It is necessary not only to perform laboratory tests for the correct diagnosis of children with precocious puberty, but also to monitor laboratory tests to ensure adequacy of therapy. Careful laboratory testing is a requisite in the differentiation of central from peripheral precocious puberty. It is also required to determine whether the patient who presents with early physical changes of pubertal development with peripheral precocious puberty has evidence of pubertal hormonal secretion. The most useful single test is gonadotropin-releasing hormone (gonadorelin) stimulation of luteinizing hormone release. The same stimulation test is also indicated to verify the adequacy of suppression of gonadotropin secretion among patients with central precocious puberty who are being treated with gonadotropin-releasing hormone analogue.

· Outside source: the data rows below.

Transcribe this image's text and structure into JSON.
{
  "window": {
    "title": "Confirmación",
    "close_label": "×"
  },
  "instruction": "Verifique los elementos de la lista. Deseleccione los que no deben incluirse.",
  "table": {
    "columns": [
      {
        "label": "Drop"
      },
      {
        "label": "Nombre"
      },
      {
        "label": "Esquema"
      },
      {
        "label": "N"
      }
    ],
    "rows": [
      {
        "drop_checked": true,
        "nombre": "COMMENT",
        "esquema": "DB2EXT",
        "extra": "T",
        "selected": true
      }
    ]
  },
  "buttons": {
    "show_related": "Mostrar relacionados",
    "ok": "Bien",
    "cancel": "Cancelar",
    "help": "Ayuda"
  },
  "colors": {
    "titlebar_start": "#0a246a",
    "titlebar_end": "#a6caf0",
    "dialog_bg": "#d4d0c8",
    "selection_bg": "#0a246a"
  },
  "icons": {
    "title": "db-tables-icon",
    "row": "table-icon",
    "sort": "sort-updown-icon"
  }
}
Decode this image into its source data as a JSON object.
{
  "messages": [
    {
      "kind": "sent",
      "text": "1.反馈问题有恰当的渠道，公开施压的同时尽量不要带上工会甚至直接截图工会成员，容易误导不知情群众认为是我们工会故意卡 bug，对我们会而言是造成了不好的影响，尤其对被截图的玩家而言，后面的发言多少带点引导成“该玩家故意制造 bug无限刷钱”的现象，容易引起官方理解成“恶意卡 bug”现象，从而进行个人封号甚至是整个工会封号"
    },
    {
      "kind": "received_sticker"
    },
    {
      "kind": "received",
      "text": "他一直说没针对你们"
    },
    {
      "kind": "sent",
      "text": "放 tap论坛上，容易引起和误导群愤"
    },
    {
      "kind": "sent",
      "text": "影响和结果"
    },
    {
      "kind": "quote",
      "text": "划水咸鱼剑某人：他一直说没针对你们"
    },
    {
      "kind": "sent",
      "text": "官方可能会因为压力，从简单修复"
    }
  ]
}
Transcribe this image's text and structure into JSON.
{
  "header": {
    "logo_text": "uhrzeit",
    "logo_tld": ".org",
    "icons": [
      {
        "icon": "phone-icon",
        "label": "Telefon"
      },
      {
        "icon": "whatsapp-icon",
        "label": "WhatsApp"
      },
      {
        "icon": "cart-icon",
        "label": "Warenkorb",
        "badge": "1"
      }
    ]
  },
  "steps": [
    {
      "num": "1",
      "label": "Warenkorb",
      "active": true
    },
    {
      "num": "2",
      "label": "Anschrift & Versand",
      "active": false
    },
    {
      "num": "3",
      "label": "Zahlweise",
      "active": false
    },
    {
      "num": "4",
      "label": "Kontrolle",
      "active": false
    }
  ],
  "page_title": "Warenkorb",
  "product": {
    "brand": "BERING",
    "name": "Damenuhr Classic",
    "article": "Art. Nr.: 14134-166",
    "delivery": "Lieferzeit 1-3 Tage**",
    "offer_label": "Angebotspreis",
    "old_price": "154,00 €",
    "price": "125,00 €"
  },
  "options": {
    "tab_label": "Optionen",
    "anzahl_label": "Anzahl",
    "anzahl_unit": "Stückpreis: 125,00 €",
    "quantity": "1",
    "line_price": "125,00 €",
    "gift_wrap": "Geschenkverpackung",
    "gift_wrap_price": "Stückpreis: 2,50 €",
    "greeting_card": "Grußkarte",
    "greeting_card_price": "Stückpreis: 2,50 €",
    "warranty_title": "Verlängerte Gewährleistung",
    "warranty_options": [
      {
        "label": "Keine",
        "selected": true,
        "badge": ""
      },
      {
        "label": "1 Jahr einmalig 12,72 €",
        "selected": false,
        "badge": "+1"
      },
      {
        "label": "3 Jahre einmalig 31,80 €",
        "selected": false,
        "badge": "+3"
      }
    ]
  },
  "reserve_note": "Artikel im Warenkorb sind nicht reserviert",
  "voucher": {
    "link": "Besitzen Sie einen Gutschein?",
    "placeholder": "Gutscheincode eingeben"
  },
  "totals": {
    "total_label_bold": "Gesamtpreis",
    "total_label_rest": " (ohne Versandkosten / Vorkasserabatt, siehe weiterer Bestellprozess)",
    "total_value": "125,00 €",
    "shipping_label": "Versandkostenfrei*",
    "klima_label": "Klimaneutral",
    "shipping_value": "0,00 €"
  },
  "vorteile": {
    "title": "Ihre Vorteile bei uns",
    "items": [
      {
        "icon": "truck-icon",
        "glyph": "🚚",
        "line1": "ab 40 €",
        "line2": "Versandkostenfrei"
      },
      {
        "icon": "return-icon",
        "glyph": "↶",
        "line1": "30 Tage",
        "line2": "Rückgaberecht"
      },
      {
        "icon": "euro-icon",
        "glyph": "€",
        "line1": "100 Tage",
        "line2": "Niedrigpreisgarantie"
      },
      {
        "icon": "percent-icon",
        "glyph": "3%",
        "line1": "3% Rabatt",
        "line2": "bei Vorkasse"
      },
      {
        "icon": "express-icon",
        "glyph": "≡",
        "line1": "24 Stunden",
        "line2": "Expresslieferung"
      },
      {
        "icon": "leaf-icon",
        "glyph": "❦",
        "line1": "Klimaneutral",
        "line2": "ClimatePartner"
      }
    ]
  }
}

It is necessary to know which gonadotropin assay is being used and the range of nomal levels to correctly interpret the tests.
(Arch Pediatr Adolesc Med. 1994;148:369-376)